A pregnant woman lies on a hospital bed. A smiling female in a RFDS polo shirt holds a doppler over her pregnant tummy. They are both smiling.

Case Study: Community Midwifery

Date published

15 Nov 2019

Shared Care between RFDS Midwives, Doctors and tertiary hospitals provide the finest care for pregnant women living in rural and remote areas.

Research reveals that geographical remoteness affects babies’ risk of adverse perinatal outcomes, such as being small for gestational age and fetal death[1].

The RFDS primary care team is working to bridge this gap by providing access to best practice maternity care to those living in rural and remote communities.

“We provide face-to-face and telehealth services to women who otherwise might encounter difficulty accessing traditional maternity care due to geographic isolation,” says Mandy Smallacombe, RFDS Primary Health Care Manager.

Antenatal and postnatal services are delivered to women in outback South Australia by the RFDS Primary Health Care team, reducing the need for extensive travel for routine pregnancy care and allowing women to remain with their families and businesses until travelling to their birthing hospital in the late stage of pregnancy.

“We deliver a shared model of care between the RFDS Community Midwife, RFDS GPs and birthing hospitals in Adelaide or one of major regional centres,” explains Caitlyn Keller, RFDS Community Midwife.

A pregnant woman lies on a hospital bed.

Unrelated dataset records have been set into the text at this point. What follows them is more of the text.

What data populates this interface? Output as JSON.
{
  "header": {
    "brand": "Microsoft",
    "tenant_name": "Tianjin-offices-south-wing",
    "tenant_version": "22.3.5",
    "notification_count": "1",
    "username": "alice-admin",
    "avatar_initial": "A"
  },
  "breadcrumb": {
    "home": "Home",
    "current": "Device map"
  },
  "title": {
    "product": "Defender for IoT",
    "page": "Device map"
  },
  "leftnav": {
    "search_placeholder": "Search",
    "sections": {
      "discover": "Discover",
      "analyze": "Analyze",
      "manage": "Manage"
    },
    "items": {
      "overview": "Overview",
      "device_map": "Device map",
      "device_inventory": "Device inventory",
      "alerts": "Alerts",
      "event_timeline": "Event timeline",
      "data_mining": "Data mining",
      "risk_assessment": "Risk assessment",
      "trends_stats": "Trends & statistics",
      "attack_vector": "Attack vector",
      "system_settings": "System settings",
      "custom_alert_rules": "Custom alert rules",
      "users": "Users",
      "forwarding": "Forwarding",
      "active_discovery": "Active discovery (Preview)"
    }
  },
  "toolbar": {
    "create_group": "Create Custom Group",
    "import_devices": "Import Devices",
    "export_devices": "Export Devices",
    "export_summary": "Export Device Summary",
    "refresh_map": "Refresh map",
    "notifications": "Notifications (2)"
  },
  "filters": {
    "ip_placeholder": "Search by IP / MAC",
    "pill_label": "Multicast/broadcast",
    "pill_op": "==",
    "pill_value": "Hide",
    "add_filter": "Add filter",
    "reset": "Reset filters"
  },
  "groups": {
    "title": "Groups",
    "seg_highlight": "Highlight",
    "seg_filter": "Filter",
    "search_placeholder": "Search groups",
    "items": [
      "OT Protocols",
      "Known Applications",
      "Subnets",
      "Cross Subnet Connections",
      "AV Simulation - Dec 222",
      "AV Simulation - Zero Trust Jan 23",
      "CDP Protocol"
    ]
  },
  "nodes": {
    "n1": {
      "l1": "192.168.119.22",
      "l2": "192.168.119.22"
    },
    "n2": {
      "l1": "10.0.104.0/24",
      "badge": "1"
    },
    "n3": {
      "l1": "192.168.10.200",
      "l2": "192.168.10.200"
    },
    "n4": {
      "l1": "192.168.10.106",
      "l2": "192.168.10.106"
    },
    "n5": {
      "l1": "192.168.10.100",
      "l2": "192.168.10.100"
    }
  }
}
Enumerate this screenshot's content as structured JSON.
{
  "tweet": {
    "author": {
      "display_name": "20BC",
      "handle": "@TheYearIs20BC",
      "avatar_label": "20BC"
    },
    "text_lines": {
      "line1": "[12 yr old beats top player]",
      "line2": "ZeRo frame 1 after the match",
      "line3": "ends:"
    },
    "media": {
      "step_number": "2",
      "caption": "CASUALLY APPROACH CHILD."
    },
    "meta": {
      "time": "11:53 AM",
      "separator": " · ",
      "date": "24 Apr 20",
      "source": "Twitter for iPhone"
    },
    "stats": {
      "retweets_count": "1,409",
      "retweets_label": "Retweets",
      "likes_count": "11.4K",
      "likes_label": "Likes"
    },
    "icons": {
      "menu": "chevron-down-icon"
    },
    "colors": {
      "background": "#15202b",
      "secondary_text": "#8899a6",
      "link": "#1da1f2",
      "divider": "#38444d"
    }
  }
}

A woman in a RFDS shirt sits beside her, feeling her tummy.

The service delivers routine antenatal check-ups, blood tests, immunisations, education and support in addition to support for babies and their families once they return home after birth.

“Typically we see patients at their property or a local clinic on a fortnightly or monthly basis during regular ‘fly-in’ clinics. We are also available outside of these times for phone or video consultations,” says Caitlyn.  

“Our low risk antenatal patients typically only need to travel to their birth care provider at around 20 weeks for a morphology ultrasound and consultation with an obstetrician.

“Otherwise, they can remain at home – where they often have work and family responsibilities – until much later in their pregnancy,” says Caitlyn.

Amy Cooper is very familiar with the model of care. Amy was supported by the RFDS during her second pregnancy and is currently receiving care in her third pregnancy.

Amy and her husband live on Millers Creek Station, 150 kilometers north of Roxby Downs, SA. In addition to the busy life of a station wife, Amy supervises her children, six-year-old Riley and five-year-old Indianna with their lessons via School of the Air.

RFDS midwifery care has enabled her to stay at home until 36 weeks’ gestation.

A woman in a blue singlet holds a baby in a nappy. She is smiling.

“I see Caitlyn every month during the regular RFDS clinic run,” says Amy. “Apart from my 20 week scan, I haven’t needed to travel to Adelaide at all during my pregnancy.”

“Without the RFDS, I’d need to make a four hour round-trip on dirt roads into Roxby Downs every time I needed a check-up or blood test,” says Amy. 

“It just makes everything so easy.”

The model also ensures continuity of care wherever possible. “Just like city folk, people in rural and remote areas are more likely to achieve better health outcomes when they are able to access health care from a trusted provider who understands their history and circumstance,” says Caitlyn. 

“If I lived in the city, I would just see whichever midwife was on duty at the hospital at all my appointments,” says Amy. “But this way I generally see the same midwife every time, both for my antenatal care and once my baby is born.”

Did you know? Over 500 pregnant women are airlifted from rural and remote South Australia and the Northern Territory to inner-regional and city hospitals every year. 

[1] Abdel-Latif ME, Bajuk B, Oei J, et al. Does rural or urban residence make a difference to neonatal outcome in premature birth? A regional study in Australia. Arch Dis Child Fetal NeonatalEd 2006; 91: F251-F256 and Roberts CL, Algert CS. The urban and rural divide for women giving birth in NSW, 1990-1997.